In February, FLC welcomed author Craig Childs and his book Apocalyptic Planet: Field Guide to the Future of the Earth for this year’s Common Reading Experience. In the book, Childs ventured to the earth’s extreme environments to explore what the end of the world looks like. He discussed those experiences with students in several classroom visits, two community lectures, and a panel on writing and publishing.
“I feel like we need to understand our context when there's something big going on environmentally, politically, socially,” Childs says. “What is actually happening and how does it compare to what's happened in the past?”
The annual Common Reading Experience aims to provide an avenue for discussion among students, faculty, administration, and the Durango community, via a shared reading that bridges academic disciplines. During his intensive two-day visit, Childs met with Geology and Writing students and hosted a library Q&A. He dined with the Environmental Center’s Real Food luncheon on campus. And he packed the Community Concert Hall for a keynote presentation on apocalypse.
The ideas that Apocalyptic Planet presents about the future of the Earth are intended to challenge readers, which made the book an ideal choice for the CRE. After all, Childs admits, there are no right answers when it comes to human interactions with the planet.
Yet despite the difficulties of facing our species’ impact, he says he does not feel doom. “I feel great possibility,” he says. “The world is not coming to an end. Or at least, what an end looks like is not what we think it is.”
Among these great possibilities is the hope that his readers and listeners will continue trying to find solutions despite the challenges.
“I want to share the idea of not being fearful, not going into paralysis,” Childs says. “Because that’s where we fail.
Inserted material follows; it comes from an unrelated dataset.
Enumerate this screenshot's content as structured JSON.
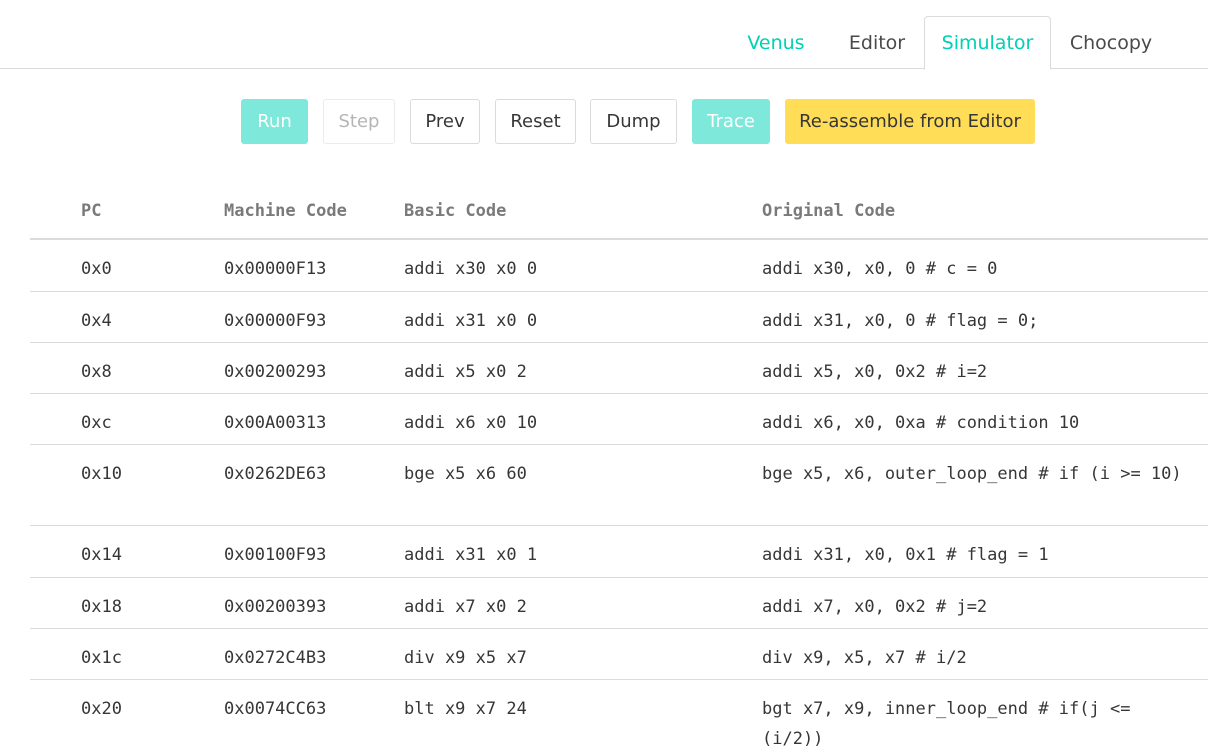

And I want to say: don’t stop. It’s time to keep doing whatever it is you believe in.”